HAL SWERISSEN. Obesity: individual responsibility isn’t enough

When individual choices cost tax payers $5.2 billion in extra health and welfare services for obesity, the market has failed. When the market fails, it is legitimate for government to act.  

The calls to curb obesity continue to mount. But the Turnbull Government claims government action on obesity would be nanny statism. The Deputy Prime Minister and the Assistant Minister for Health have made it clear that they think it is up individuals, not government, to take responsibility for what they eat and drink and how much they exercise. But the evidence is clear. Leaving it to individuals alone will not fix the problem.

Individuals are not solely responsible for their own choices. Not everyone is equally well informed. Children can’t be held responsible for their choices in the same way as adults. We have inbuilt biological preferences for salty, sweet and fatty food that are hard to resist.

Despite educational campaigns, weight loss programs, bariatric surgery, food labelling and the exhortations of government ministers, our level of physical activity has reduced, we continue to overeat, and salty, fatty and sugary food make up way too much of our diet.

If people who are obese met all their own health and welfare costs, then perhaps we could leave it to individuals to make their own choice. But as we found in our report on a sugary drinks tax, obesity costs taxpayers around $5.2 billion each year in extra health and welfare services.

The campaign for government action from health and consumer organisations is strengthening. Most recently the Council of Presidents of Medical Colleges have called for comprehensive plan to address obesity, including increased regulation and taxation to reduce consumption of unhealthy food and drink.

Internationally initiatives to introduce taxes on sugar, fat and salt are growing. Despite current resistance, experience suggests that, in time, Australian governments will increasingly use incentives, sanctions and regulatory mechanisms to curb obesity.

When individual choices cost tax payers $5.2 billion in extra health and welfare services for obesity, the market has failed. When the market fails, it is legitimate for government to act. Long ago we agreed that the costs for individuals and society caused by alcohol and tobacco consumption should be prevented and recovered through regulation and taxation. It is hard to argue against the same approach for obesity.

Hal Swerissen is Professor, College of Science, Health and Engineering, Latrobe University and Health Fellow for Grattan Institute.

 

print

This entry was posted in Health, Politics and tagged , , , , . Bookmark the permalink.

3 Responses to HAL SWERISSEN. Obesity: individual responsibility isn’t enough

  1. Jim KABLE says:

    Outright bans on the biggest culprit foods in all supermarkets and convenient stores – and proper at-point-of-sale taxes paid on all junk food meals/takeaways could just save us – from physical obesity and from ballooning/obesity levels of health costs!
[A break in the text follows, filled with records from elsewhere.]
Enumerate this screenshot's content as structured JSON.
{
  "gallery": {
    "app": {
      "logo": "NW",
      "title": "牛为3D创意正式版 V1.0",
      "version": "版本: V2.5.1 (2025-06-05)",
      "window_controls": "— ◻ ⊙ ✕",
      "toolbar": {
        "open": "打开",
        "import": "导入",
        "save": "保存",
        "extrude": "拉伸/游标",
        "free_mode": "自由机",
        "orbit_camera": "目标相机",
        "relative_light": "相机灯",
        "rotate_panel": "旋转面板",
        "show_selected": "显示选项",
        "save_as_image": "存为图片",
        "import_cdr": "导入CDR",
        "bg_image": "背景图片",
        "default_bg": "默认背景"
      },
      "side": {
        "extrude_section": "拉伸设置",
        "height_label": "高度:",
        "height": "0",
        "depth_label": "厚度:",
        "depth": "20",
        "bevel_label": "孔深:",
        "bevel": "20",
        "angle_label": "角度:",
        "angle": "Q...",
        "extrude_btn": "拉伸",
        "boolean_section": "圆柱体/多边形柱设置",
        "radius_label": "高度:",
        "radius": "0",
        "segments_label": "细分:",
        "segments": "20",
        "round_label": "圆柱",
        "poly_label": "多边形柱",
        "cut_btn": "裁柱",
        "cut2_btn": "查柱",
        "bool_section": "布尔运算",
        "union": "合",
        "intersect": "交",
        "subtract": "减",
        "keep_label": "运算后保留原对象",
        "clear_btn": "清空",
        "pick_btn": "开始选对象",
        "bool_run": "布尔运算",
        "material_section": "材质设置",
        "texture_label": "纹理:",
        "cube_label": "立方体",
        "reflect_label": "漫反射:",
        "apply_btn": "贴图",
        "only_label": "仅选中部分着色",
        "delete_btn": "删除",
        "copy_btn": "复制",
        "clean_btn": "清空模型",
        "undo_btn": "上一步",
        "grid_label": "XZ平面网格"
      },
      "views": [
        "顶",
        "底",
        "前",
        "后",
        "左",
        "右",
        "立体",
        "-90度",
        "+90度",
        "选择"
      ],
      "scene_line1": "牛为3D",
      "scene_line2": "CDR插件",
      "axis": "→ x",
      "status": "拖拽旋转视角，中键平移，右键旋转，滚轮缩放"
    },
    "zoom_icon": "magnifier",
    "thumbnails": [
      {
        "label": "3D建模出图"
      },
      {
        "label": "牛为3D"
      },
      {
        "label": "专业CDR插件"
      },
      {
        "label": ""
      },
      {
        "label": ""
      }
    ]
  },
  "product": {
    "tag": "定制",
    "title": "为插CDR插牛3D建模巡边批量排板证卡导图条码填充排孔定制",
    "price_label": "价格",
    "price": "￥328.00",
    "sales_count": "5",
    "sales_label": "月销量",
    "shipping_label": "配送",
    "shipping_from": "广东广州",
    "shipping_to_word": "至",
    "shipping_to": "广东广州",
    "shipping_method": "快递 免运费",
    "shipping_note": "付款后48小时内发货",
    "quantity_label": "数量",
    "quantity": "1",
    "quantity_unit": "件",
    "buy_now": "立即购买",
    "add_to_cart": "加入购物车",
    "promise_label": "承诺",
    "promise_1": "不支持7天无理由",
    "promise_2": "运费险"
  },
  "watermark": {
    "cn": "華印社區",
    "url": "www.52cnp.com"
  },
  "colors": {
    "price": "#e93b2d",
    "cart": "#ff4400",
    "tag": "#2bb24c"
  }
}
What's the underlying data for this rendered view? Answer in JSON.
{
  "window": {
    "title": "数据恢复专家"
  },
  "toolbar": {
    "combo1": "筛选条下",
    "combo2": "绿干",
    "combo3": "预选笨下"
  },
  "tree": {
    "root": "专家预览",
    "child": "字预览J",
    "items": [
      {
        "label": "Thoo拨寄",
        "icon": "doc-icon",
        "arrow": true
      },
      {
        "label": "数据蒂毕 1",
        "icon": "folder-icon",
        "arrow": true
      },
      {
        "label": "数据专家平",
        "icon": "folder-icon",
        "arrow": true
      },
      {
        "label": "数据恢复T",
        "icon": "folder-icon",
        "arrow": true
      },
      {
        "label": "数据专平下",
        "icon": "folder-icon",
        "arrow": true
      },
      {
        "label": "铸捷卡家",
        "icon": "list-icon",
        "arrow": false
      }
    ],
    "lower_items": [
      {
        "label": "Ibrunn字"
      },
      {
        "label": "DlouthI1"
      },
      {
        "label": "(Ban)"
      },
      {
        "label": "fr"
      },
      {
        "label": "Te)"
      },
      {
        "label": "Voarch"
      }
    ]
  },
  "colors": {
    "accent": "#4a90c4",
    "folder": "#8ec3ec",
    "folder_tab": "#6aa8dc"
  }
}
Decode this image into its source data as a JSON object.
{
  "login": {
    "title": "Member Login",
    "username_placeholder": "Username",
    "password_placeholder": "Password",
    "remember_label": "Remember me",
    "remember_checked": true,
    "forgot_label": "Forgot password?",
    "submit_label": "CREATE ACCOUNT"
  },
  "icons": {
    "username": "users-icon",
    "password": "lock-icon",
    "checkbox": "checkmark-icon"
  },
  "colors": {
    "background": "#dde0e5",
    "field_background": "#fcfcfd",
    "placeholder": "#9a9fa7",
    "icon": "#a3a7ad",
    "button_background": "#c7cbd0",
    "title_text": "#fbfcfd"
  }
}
  2. Nicholas Gruen says:

    Taxes won’t do much, though it should be possible to nudge, coax and bully the fast food companies into starting to address the problem in their own enlightened self-interest.

  3. Malcolm Crout says:

    When junk food from the likes of McDonalds, Kentucky Fried Chicken and Dominos is cheaper than staples purchased in the supermarket, then those on the lower socio economic scale will be obese. The figures are not provided, but obesity is highest in the lower income groups whereas those in the higher income group have a lower level of obesity so the link is clearly income.
    The educational factors comer into play and again favour those in higher income groups where the length of school attendance is greater. So the children of higher income families are provided with better access to the educative facts of healthy eating. The other issue is that very few schools now have organised sport as part of their activities. Again, those parents on lower incomes are unable to provide sporting opportunities to the same level as higher income parents because the cost of organised sport is prohibitive for those families.
    To say a tax will fix this problem is sheer nonsense as the causation is not the issue of temptation but income or lack of it. Fix the unemployment problem and the nasty attitudes of Governments to welfare so the ability to educate themselves, for people to afford healthy food and their children able to partake in sporting activities and the problem will be resolved.

Comments are closed.